In this super connected marketing landscape we find ourselves in there’s never been more ways to get a sales message to a consumer.
It really is astonishing: we’ve got an avalanche of content hitting our inboxes (and lets face it, today we all have multiple inboxes), we’ve got content endlessly popping up in our Twitter, Facebook, LinkedIn and Instagram feeds, we’re even targeted with in-app messaging. You can run – but you can’t hide.
Big data – big deal.
It’s no surprise then that marketers get really excited with the tech – how the messages are delivered, and the data that can be mined from the consumer interaction with that message. Why wouldn’t you be excited? Because all that lovely data can be used to target the consumer with even greater levels of accuracy going forward.
It’s wonderful, miraculous even. Enough to get even the most battle hardened brand manager frothing at the mouth and high-fiving in their office suites in Slough – but are we all forgetting something?
The medium isn’t the message.
The message is the message. Having all of those wonderful delivery systems doesn’t amount to a hill of beans if the message itself isn’t compelling.
Today’s buzzword is ‘conversation’. So the question is – what are we going to talk about?
Have a point-of-view.
Figure out what you’re going to say, how you’re going to say it, but most important of all – understand why what you’re saying is relevant to the consumer.
One of the best pieces of advice I ever had is: figure out what difference your product or service will make to the life of the person you’re targeting. It’s not enough to tell them what you do, you have to illustrate why what you do will make a difference to them – make them care.
Which is why, every single piece of communication needs an idea, and that idea is usually driven by a consumer insight.
Insights are your friend.
Let’s take the most basic of consumer insights: Working mums are time poor. The pressure point is clear: Time. That’s a platform from which to start creating. Remember, you’re talking to people – so there’s always an insight.
Ultimately you want the consumer to believe that you understand them, you ‘get them’. Their problems – their issues. And you might just have an answer.
So, be insightful, find the pressure point and create from that point of view.

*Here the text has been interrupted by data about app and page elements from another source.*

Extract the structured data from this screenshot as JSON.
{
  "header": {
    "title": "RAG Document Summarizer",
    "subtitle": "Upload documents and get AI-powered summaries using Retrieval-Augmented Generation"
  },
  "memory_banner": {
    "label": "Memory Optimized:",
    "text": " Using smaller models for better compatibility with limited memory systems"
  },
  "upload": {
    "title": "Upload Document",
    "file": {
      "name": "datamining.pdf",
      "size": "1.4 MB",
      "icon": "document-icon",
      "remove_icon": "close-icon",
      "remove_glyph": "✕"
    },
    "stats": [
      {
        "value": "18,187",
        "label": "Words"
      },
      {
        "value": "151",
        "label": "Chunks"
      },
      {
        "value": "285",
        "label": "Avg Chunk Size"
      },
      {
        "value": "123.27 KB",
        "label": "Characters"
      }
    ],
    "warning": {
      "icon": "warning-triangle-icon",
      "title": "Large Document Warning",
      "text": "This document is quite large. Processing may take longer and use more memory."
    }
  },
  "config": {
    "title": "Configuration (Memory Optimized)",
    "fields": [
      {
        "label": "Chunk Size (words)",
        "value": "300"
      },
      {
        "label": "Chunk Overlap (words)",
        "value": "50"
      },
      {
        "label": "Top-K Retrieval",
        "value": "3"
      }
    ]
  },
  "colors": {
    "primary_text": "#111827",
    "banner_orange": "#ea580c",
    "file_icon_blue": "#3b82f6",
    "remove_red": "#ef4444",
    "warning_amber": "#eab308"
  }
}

Do that and all those wonderful delivery systems will suddenly be dropping something of value into that inbox or Facebook newsfeed – a message the consumer can engage with.

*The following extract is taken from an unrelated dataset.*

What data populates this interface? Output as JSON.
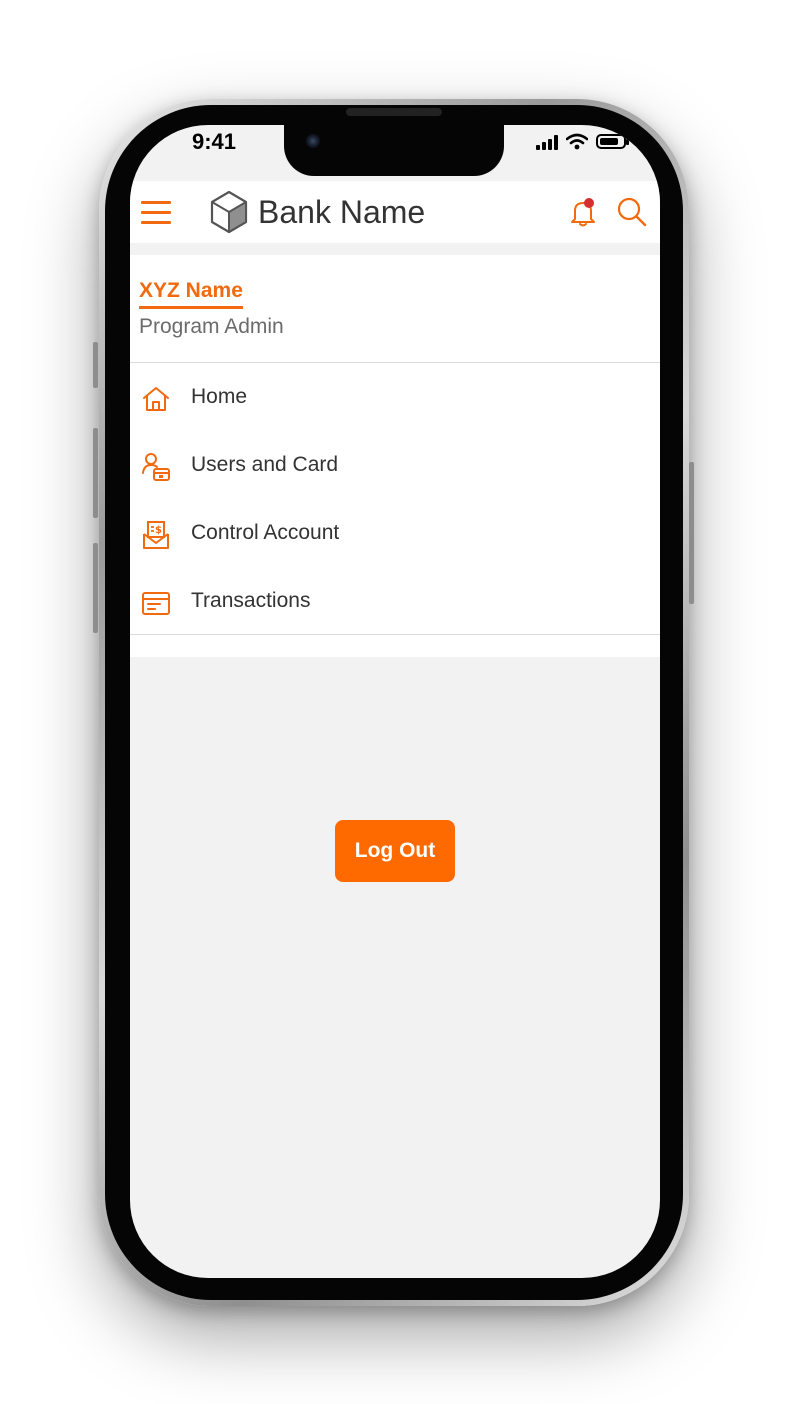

Oh, and remember the one thing this blogger seems to have forgotten – be brief.